> [Requirement] Look through the material below and count the lines that hold "Trang". Give that number by itself.

> [Data under study]
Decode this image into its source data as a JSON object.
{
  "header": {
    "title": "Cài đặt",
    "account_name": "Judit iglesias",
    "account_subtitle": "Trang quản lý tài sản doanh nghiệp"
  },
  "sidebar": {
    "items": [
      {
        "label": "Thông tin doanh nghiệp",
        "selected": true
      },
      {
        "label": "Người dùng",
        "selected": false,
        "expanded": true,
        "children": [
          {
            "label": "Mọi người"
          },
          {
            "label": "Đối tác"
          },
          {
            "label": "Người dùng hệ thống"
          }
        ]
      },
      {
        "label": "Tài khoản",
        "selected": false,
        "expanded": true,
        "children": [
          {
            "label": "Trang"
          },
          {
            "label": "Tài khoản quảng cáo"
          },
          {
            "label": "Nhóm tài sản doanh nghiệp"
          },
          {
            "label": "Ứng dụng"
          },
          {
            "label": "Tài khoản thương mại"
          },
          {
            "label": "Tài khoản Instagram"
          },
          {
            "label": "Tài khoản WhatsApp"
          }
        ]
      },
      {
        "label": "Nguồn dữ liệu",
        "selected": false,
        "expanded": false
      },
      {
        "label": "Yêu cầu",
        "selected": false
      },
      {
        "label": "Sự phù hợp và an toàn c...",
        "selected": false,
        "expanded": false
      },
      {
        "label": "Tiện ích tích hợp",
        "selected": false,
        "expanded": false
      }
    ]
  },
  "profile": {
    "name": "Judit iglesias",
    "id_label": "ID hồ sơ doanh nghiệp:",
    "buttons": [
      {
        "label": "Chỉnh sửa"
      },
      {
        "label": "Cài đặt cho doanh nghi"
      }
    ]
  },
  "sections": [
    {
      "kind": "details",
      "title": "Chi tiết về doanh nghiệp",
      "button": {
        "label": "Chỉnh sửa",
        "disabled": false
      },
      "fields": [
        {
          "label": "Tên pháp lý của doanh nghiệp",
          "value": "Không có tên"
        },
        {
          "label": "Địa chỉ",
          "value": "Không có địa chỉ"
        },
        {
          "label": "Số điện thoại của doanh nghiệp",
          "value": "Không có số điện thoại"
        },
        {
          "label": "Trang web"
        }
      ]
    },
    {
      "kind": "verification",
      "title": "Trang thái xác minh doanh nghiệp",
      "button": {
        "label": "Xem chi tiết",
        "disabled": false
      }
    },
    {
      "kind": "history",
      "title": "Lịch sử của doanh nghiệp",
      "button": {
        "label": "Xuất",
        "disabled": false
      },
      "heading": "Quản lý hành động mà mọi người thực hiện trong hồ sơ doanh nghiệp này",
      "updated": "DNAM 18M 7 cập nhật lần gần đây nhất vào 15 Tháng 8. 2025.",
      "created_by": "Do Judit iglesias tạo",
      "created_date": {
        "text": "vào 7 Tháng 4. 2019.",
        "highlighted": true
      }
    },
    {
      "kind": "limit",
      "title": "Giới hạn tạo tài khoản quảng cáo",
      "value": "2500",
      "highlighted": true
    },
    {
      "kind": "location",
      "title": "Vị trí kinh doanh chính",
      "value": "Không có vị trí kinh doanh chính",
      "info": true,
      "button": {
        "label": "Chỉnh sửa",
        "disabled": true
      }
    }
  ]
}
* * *
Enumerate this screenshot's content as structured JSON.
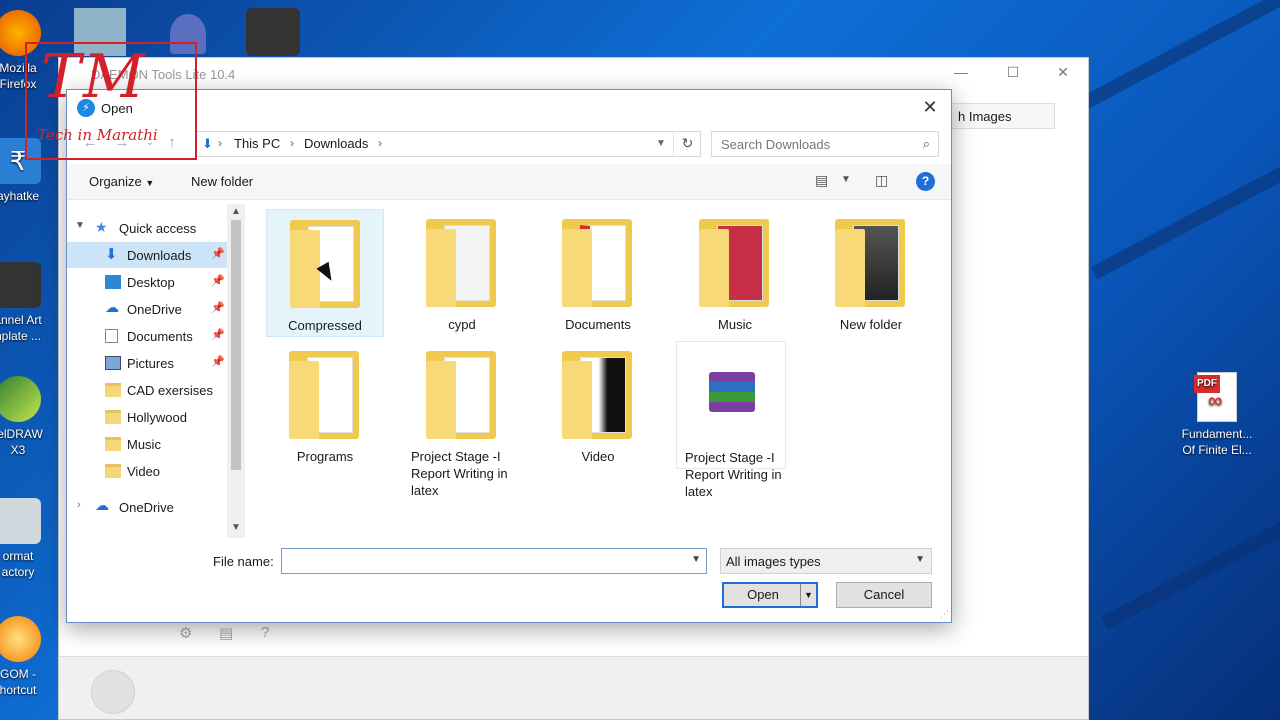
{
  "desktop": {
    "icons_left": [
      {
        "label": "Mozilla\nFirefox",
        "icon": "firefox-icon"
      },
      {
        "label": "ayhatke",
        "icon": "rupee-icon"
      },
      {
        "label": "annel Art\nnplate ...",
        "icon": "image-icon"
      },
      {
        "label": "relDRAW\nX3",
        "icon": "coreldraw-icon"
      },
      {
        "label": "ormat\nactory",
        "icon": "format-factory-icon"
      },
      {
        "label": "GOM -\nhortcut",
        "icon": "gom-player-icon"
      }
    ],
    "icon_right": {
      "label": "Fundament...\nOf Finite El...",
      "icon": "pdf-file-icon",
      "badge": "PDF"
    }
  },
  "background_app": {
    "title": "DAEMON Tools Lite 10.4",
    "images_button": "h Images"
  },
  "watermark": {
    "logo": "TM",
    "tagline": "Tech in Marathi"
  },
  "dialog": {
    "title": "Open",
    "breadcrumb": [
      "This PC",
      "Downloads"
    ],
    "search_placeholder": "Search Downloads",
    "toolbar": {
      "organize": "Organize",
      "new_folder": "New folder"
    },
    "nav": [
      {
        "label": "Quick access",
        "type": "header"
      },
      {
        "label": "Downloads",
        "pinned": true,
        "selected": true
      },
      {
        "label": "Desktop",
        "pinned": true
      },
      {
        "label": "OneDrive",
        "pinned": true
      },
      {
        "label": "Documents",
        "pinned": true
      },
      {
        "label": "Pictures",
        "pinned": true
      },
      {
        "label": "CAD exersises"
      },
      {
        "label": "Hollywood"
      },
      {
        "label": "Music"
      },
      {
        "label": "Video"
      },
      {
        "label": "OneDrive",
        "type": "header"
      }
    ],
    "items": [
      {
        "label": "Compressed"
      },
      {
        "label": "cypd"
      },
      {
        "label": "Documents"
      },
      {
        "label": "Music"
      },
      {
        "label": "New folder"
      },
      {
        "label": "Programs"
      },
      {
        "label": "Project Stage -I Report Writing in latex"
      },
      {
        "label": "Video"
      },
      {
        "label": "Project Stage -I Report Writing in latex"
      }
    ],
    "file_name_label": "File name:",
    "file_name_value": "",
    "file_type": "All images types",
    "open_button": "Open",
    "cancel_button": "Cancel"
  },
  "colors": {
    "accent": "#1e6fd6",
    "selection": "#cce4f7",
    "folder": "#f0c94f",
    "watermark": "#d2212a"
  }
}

> [Result of this exercise] 4